Twenty-four people have already been killed on Lincolnshire roads in drink and drug-related collisions this year.
John Siddle, communications manager at the partnership, said many people wrongly believe are were fit to drive the morning after drinking.
"Eating more food doesn't help the process, it actually slows down the system," he said.
"Coffee also doesn't have any effect and neither does having a shower.
"The best thing to do is not to drive if you have had a drink the night before."
The man arrested on Tuesday was one of around 30 drivers to be pulled over in just one hour by police, who were monitoring traffic going out of Lincoln past the Grandstand in Carholme Road.
Motorists were stopped if there was a reasonable suspicion they had consumed alcohol or drugs or were committing another a vehicle-related offence.
Mr Siddle said people with an early start should not drink the night before, adding drivers should plan how they get to and from places they will be drinking.
He said the result of being caught could be destructive.
"If you think you have a strong relationship, look at how that would hold up if you are arrested for drink driving," he said.
"If you're banned from driving it's going to affect many areas of your life, such as your job."
Supporting the campaign is a coroner who testified in the inquest into the fatal crash involving Princess Diana and Dodi Fayad.
Robert Forrest, now coroner for South Lincolnshire, said: "Drinking even very small amounts of alcohol along with many prescribed medicines and some medicines you can buy over the counter can be dangerous. Alcohol will multiply the adverse effects that some medicines have on your ability to drive safely."
Detective Inspector Rob Grace, who was at the campaign launch, said it was impossible to gauge how much individuals could drink the night before a night out and be fit to drive the next day. "Any level of alcohol will increase the chances of killing yourself or family members," he said.
Police will be monitoring traffic at random locations and times in certain areas during the winter period to take drink drivers off the road.
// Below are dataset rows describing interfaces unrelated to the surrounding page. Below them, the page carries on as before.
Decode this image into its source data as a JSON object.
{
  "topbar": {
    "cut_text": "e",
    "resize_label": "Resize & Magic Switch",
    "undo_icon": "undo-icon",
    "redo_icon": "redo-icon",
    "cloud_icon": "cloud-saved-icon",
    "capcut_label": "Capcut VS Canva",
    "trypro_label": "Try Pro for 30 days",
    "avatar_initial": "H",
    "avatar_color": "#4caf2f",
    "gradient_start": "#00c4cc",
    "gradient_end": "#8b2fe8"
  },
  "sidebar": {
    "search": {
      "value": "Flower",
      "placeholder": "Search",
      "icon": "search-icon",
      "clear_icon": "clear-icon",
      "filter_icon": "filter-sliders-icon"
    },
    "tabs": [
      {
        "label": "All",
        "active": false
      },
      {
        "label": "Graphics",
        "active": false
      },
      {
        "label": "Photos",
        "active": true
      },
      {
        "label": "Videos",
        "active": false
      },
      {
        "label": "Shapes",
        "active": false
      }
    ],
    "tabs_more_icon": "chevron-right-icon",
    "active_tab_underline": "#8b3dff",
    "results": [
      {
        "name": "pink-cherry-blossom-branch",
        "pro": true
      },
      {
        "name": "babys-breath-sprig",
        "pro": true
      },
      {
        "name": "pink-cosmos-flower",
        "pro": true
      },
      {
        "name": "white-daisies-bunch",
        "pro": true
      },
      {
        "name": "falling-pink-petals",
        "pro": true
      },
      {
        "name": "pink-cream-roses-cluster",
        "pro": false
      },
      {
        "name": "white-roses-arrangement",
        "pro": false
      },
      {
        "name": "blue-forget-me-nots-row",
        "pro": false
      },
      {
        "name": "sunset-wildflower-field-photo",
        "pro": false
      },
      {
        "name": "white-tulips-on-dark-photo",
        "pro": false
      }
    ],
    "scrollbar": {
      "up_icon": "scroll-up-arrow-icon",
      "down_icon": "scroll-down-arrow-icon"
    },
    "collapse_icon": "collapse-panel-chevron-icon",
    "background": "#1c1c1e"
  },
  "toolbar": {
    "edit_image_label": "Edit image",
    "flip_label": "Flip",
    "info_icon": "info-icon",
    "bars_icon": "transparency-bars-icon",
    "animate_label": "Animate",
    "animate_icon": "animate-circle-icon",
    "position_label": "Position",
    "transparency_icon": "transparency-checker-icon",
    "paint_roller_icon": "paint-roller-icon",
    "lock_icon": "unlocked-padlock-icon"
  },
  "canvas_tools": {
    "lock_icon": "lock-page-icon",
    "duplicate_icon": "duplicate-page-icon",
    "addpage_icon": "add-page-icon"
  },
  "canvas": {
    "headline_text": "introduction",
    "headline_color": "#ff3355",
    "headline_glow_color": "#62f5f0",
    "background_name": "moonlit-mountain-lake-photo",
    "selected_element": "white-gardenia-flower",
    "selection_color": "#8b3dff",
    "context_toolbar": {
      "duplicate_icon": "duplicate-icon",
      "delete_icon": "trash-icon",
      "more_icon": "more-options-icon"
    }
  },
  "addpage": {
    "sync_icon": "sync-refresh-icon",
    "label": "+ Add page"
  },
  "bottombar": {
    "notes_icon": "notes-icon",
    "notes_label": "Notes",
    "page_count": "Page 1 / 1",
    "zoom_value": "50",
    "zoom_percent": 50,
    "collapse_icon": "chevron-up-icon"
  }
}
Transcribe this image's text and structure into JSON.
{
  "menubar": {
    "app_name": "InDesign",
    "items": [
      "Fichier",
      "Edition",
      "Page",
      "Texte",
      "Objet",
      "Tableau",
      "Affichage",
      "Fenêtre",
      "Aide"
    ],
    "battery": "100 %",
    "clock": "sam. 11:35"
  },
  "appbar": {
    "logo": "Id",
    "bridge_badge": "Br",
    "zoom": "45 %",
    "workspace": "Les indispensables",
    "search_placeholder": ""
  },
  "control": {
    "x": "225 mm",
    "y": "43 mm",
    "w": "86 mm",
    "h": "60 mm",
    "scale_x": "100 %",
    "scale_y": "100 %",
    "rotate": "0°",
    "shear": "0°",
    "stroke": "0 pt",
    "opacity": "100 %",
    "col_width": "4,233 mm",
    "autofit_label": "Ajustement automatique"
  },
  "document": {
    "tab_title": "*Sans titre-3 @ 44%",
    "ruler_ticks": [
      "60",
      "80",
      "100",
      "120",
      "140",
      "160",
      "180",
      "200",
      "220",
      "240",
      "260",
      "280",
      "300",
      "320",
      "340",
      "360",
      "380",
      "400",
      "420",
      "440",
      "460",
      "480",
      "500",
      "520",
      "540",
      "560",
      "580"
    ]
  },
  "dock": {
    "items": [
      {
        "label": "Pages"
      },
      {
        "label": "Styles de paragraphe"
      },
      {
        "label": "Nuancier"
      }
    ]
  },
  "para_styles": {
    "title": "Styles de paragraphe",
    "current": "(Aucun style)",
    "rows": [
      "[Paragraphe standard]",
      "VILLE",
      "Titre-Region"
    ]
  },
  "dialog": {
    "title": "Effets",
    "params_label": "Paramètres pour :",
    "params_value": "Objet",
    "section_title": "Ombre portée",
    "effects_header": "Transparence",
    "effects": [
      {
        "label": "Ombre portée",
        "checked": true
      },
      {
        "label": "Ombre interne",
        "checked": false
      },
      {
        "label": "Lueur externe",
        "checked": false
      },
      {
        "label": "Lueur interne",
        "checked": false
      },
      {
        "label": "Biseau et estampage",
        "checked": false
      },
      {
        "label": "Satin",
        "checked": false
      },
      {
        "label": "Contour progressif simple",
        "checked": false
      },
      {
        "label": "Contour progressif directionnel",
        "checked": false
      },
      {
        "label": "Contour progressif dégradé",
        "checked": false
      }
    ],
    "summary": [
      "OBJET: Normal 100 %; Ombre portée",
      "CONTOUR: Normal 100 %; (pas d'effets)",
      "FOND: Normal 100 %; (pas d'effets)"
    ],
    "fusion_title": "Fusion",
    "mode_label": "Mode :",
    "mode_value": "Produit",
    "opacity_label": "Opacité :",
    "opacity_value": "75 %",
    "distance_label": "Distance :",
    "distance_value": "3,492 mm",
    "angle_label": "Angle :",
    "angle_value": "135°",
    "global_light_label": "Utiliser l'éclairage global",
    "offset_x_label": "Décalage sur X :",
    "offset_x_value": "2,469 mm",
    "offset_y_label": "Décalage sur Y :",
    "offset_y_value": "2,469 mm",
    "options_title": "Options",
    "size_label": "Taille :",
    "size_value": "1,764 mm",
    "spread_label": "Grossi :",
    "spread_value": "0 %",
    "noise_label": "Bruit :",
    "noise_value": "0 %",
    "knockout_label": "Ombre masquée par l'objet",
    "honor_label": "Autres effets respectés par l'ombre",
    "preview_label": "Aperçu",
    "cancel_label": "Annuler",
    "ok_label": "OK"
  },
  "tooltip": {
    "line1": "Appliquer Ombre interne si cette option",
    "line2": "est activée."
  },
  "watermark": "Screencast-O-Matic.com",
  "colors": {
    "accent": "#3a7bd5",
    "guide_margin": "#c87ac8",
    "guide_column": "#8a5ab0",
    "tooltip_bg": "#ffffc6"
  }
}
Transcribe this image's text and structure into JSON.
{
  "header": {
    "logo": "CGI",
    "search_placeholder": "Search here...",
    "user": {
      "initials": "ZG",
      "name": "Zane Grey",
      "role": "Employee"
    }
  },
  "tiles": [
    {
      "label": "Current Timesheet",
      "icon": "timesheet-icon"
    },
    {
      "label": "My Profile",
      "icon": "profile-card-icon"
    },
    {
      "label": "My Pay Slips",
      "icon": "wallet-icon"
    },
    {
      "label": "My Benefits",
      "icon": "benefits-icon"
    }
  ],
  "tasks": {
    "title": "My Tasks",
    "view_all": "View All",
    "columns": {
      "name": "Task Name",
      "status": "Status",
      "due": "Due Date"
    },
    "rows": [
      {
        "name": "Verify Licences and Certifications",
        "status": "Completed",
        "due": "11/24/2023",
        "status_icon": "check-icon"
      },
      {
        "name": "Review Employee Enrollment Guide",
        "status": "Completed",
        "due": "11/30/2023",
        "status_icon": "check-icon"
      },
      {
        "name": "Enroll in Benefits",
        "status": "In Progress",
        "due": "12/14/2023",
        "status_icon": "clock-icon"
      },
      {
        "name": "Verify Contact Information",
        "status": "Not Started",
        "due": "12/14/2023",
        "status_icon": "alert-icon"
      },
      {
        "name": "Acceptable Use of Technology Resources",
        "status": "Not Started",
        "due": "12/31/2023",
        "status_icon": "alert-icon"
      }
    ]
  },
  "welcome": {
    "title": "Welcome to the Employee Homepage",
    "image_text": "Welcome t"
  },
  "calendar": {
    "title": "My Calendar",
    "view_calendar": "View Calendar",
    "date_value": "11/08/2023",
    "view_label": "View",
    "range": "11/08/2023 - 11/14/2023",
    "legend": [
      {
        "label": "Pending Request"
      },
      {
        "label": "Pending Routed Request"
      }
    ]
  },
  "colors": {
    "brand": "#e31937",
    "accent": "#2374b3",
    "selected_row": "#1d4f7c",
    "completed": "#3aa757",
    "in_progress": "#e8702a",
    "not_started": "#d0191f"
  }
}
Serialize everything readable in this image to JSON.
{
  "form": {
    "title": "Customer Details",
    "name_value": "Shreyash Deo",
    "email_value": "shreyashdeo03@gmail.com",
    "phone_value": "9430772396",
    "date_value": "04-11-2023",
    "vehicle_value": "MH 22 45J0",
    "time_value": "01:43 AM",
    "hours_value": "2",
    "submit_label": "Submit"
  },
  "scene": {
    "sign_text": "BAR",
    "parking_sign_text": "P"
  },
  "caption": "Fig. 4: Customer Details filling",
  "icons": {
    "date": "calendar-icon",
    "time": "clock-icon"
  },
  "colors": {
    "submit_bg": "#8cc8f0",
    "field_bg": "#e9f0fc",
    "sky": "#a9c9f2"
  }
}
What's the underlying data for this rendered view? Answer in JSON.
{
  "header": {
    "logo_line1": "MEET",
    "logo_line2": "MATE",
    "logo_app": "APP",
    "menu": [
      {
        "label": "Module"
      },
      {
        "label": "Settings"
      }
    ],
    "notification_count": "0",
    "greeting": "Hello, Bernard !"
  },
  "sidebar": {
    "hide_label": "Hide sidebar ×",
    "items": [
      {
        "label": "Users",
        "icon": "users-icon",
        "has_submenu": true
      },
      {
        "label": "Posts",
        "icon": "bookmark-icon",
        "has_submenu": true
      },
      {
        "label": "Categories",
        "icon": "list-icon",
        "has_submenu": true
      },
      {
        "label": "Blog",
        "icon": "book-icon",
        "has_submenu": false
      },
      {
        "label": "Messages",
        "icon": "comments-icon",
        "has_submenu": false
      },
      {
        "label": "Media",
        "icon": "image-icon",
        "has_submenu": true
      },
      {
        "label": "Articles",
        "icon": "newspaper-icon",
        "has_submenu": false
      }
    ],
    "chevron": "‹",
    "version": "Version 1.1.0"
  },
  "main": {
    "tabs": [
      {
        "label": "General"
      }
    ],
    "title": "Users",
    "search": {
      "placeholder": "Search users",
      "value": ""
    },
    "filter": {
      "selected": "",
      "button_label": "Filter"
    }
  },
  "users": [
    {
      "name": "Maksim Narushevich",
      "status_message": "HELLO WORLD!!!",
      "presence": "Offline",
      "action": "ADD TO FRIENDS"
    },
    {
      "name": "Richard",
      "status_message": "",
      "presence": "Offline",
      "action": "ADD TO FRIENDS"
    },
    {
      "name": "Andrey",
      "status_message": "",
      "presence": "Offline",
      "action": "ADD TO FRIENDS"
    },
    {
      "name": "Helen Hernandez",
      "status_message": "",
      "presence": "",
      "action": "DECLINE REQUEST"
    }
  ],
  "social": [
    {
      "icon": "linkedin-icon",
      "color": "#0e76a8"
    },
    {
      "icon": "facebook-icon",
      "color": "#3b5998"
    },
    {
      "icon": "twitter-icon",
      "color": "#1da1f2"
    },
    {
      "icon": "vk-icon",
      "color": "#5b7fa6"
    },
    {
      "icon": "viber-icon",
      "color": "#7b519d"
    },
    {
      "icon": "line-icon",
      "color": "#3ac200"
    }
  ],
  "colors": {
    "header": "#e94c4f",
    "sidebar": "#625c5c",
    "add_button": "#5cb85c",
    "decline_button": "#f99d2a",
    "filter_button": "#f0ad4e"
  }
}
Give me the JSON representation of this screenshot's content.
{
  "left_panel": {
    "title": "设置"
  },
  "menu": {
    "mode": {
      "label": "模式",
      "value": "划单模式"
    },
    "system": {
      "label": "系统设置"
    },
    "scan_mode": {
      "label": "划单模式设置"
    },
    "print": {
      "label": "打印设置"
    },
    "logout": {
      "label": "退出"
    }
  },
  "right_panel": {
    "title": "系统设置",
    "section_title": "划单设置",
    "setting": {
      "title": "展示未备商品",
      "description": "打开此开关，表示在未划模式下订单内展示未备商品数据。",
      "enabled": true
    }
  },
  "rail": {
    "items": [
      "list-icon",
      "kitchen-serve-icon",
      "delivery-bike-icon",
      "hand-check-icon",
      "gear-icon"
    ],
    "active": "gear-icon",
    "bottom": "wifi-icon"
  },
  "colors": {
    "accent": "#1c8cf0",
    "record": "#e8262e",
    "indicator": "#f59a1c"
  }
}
A 65-year-old man has been charged with driving a motor vehicle while over the prescribed alcohol limit.